Nonetheless, Mrs. Sadat said, war sometimes is required in order to exact peace. Her late husband's "most heart-wrenching" decision was to order Egyptian troops into the Sinai in 1973, she said.
He later joined talks with Israeli Prime Minister Menachem Begin. Helped by President Jimmy Carter, the two signed the Camp David accords in 1979, ending more than 30 years of hostilities between Egypt and Israel.
Assassins murdered Sadat in 1981. Before and since, Jehan Sadat has been committed to world peace efforts and improving the status of women.
"If (Saddam Hussein's) regime is gone, it would be much better for the Iraqi people," she said.
She said she hopes for a quick end to the conflict and for democracy throughout the Middle East, but said there will be no peace in the area until Palestine has its own state and hostilities cease between Palestine and Israel.
Mrs. Sadat is a senior fellow and professor at the University of Maryland in the Center for International Development and Conflict Management.

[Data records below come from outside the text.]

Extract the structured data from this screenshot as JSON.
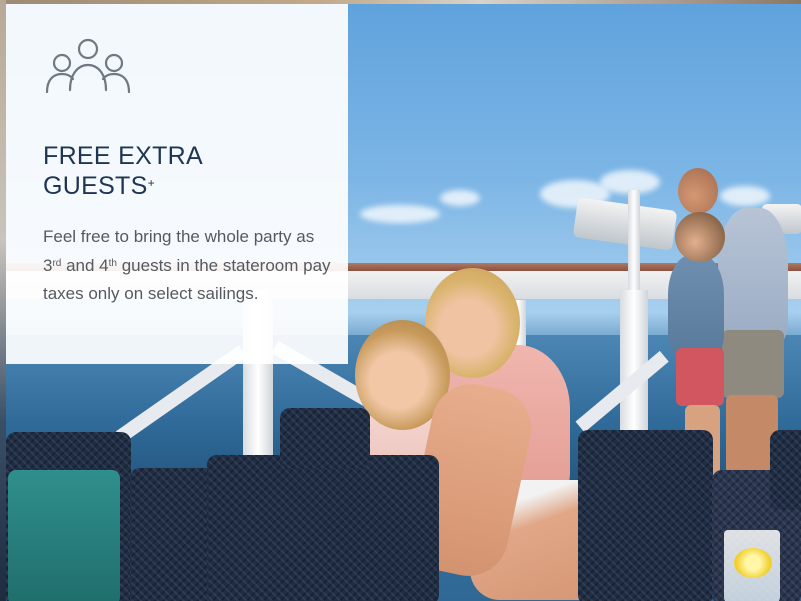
{
  "promo": {
    "icon": "group-of-people-icon",
    "title_line1": "FREE EXTRA",
    "title_line2": "GUESTS",
    "title_mark": "+",
    "body_part1": "Feel free to bring the whole party as 3",
    "body_sup1": "rd",
    "body_part2": " and 4",
    "body_sup2": "th",
    "body_part3": " guests in the stateroom pay taxes only on select sailings."
  },
  "photo": {
    "subject": "photo-background-icon"
  },
  "colors": {
    "title": "#1f3552",
    "body": "#555a60",
    "icon": "#707880",
    "card": "#ffffff"
  }
}
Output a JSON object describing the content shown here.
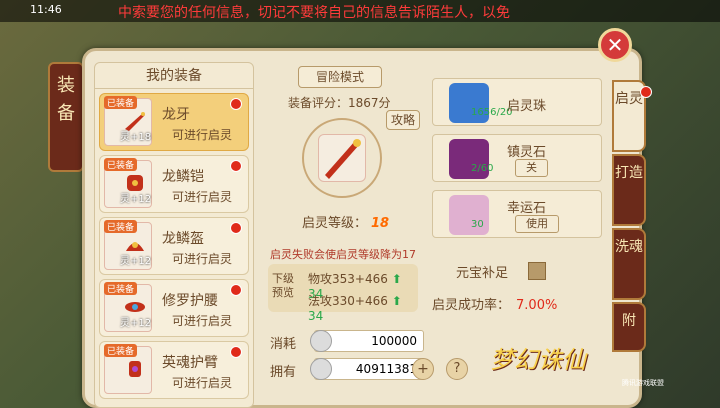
{
  "topbar": {
    "time": "11:46",
    "marquee": "中索要您的任何信息，切记不要将自己的信息告诉陌生人，以免"
  },
  "side_label": "装备",
  "left_list": {
    "header": "我的装备",
    "items": [
      {
        "tag": "已装备",
        "level": "灵+18",
        "name": "龙牙",
        "status": "可进行启灵",
        "active": true
      },
      {
        "tag": "已装备",
        "level": "灵+12",
        "name": "龙鳞铠",
        "status": "可进行启灵",
        "active": false
      },
      {
        "tag": "已装备",
        "level": "灵+12",
        "name": "龙鳞盔",
        "status": "可进行启灵",
        "active": false
      },
      {
        "tag": "已装备",
        "level": "灵+12",
        "name": "修罗护腰",
        "status": "可进行启灵",
        "active": false
      },
      {
        "tag": "已装备",
        "level": "",
        "name": "英魂护臂",
        "status": "可进行启灵",
        "active": false
      }
    ]
  },
  "center": {
    "mode_button": "冒险模式",
    "score_label": "装备评分：1867分",
    "strategy_button": "攻略",
    "qling_level_label": "启灵等级：",
    "qling_level_value": "18",
    "fail_note": "启灵失败会使启灵等级降为17",
    "preview": {
      "label": "下级预览",
      "row1": "物攻353+466",
      "row1_delta": "34",
      "row2": "法攻330+466",
      "row2_delta": "34"
    },
    "cost_label": "消耗",
    "cost_value": "100000",
    "own_label": "拥有",
    "own_value": "40911381",
    "plus": "+",
    "help": "?"
  },
  "right": {
    "stones": [
      {
        "name": "启灵珠",
        "count": "1656/20",
        "button": ""
      },
      {
        "name": "镇灵石",
        "count": "2/60",
        "button": "关"
      },
      {
        "name": "幸运石",
        "count": "30",
        "button": "使用"
      }
    ],
    "gold_fill_label": "元宝补足",
    "rate_label": "启灵成功率：",
    "rate_value": "7.00%"
  },
  "tabs": [
    "启灵",
    "打造",
    "洗魂",
    "附"
  ],
  "logo": {
    "title": "梦幻诛仙",
    "sub": "腾讯游戏联盟"
  },
  "colors": {
    "accent": "#e02a1a",
    "panel": "#efe6cf",
    "dark_tab": "#6b2a1a"
  }
}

She has homes in Virginia and Cairo. The Jehan Sadat Peace Award was established in her honor in 1985.
Egyptians "have lived in the shadow of war, fanaticism and terrorism for decades," she said. "I believe, as my husband believed, in peace. My husband died, but his legacy will never die."
Sue Brody, president and chief executive officer of Bayfront Medical Center, was named Business Woman of the Year. Yate Cutliff, a lawyer who has been active in efforts for economic and social development in Midtown and southern St. Petersburg, is Community Service Woman of the Year.